  • The Dow. As with interest rates, daily reports on where the Dow is at can't be avoided. Again, knowing about this benchmark can spark your child's interest in investing in the stock market. Middle school- and high school-age kids might play at investments by tracking real stocks without putting in any real money. Some may even become interested in becoming actual investors.

Economic Terms To Teach Your Teenagers
Below are a few terms and factors that you can explain to your child as a base for understand how the economy works.

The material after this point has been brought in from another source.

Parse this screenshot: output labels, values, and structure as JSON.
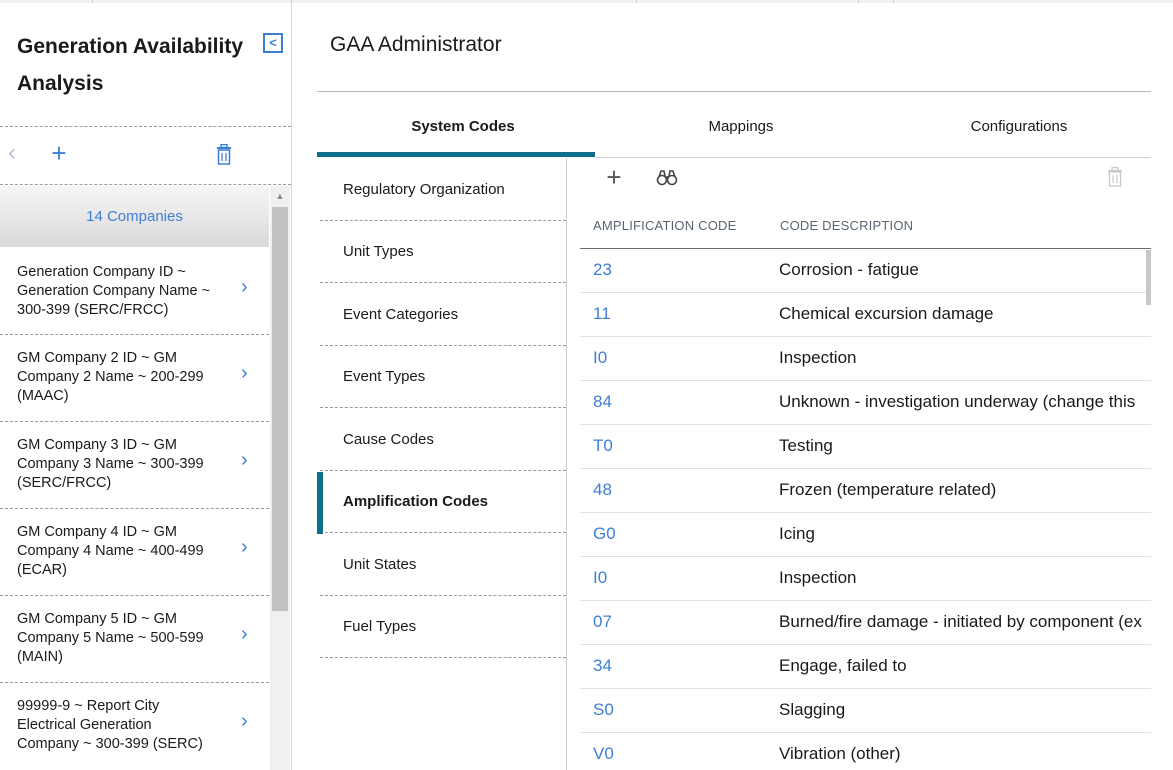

  1. Unemployment rate. This term probably comes up on the news and they explain what the employment rate if for a period. When teaching kids about money, we must educate them of this factor as it affects all families. When parents are unemployed, it means that no money is coming into the family. This means cutting costs where needed until the parents get another job. So if the say the unemployment rate is 5%, tell them that 1 in 20 families do not have any money coming in. Teaching children about money means educating them in simple terms,
  2. Inflation. Every year the inflation usually increases. A table for example that costs $50 ten years ago, may cost $80 today. So if the inflation rate is 3% for example, something that costs $10 this year will cost $10.30 next year. This is all due to the general rise in the level of prices. It usually depends on various factors within the economy that contributes to the rise of inflation. So when we teach kids about money and saving, inform them that what something costs this year, may increase next year due to the value of money decreasing.
  3. Taxes. The government taxes people’s incomes, goods and services, and from other sources as well. Why do they do this? This is so they can use this money to simply run a state or country properly by building infrastructure such as roads and hospitals. When teaching kids about money, this is an important factor to teach. We pay taxes in everything we earn and spend on. As they say there are two certainties in live, death and taxes.
  4. Interest rates. These may not mean anything to your children, but it means a whole lot to adults who own a mortgage for example. When we are teaching children about money, we can simply explain to them every time they say the interest rates are going up, it means the family has to pay more in repayments for the mortgage. It also affects savings account where if the interest rate increases, it means the interest they receive back is more as well. When we teach kids about money here, they need to learn that interest rates are a part of our economy and it comes from various economic factors that will result if the interest rate increase or decreases.

To give your child a basis of learning how the economy works is important. This will impact their current and future years and can either increase or decreasing their savings. 


Capitate Your Kids: Give Your Kids a Financial Head Start
Price: $17.00 & eligible for FREE Super Saver Shipping on orders over $25


Comment on this post